Abbas: President Assad cannot really do much. Washington and Moscow have already reached an agreement on the issue. They agreed that the US will carry out a limited strike against Syria because the US has gone too far and cannot backtrack. Russia and the Syrian government know which sites are going to be bombed and so they are ready for the hit. The Syrian leader doesn’t feel that the attack is going to threaten his rule or overthrow him, that’s why he is calm. Having said that, he already started moving [the terrorist group] Hezbollah in Lebanon only because he wants to change the focus and shift international attention away from Syria.

Prelude to world war?

Israel Today: Does this mounting tension herald regional, or even world war?

Abbas: I think World War III will be avoided this time around. At the same time, the situation could explode if the US, despite giving assurances to Russia, uses this opportunity of a limited strike to topple the Syrian regime. Regional wars are still possible, and they can involve (partially or wholly) such countries as Iran, Iraq, Syria, Turkey and Israel.

Kurdish independence

Israel Today: What about the Kurdish people?
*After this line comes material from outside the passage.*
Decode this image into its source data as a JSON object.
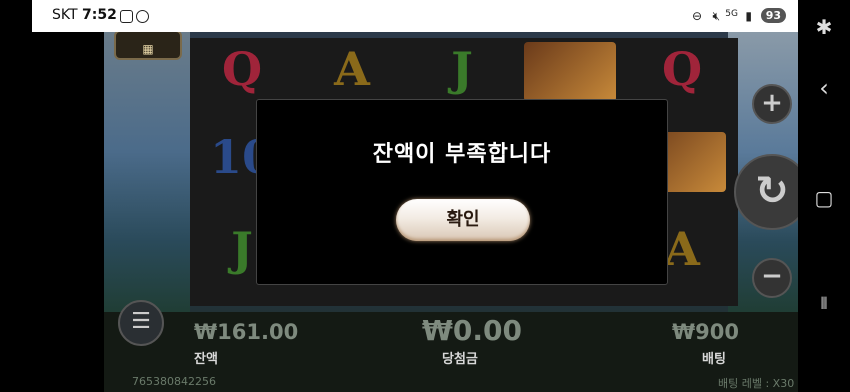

Does all this mean that the dream of an independent Kurdish state is closer or further away?

Abbas: One thing is for sure: Syria will never be the same again. Eventually, it is going to turn into another Somalia or Afghanistan. But the Kurdish people will fight that. Currently, the world powers ignore the desire of the Kurdish people to obtain independence but I believe that the international community should reevaluate this situation. The Kurdish people are the engine of democracy in the Middle East and we deserve our own home.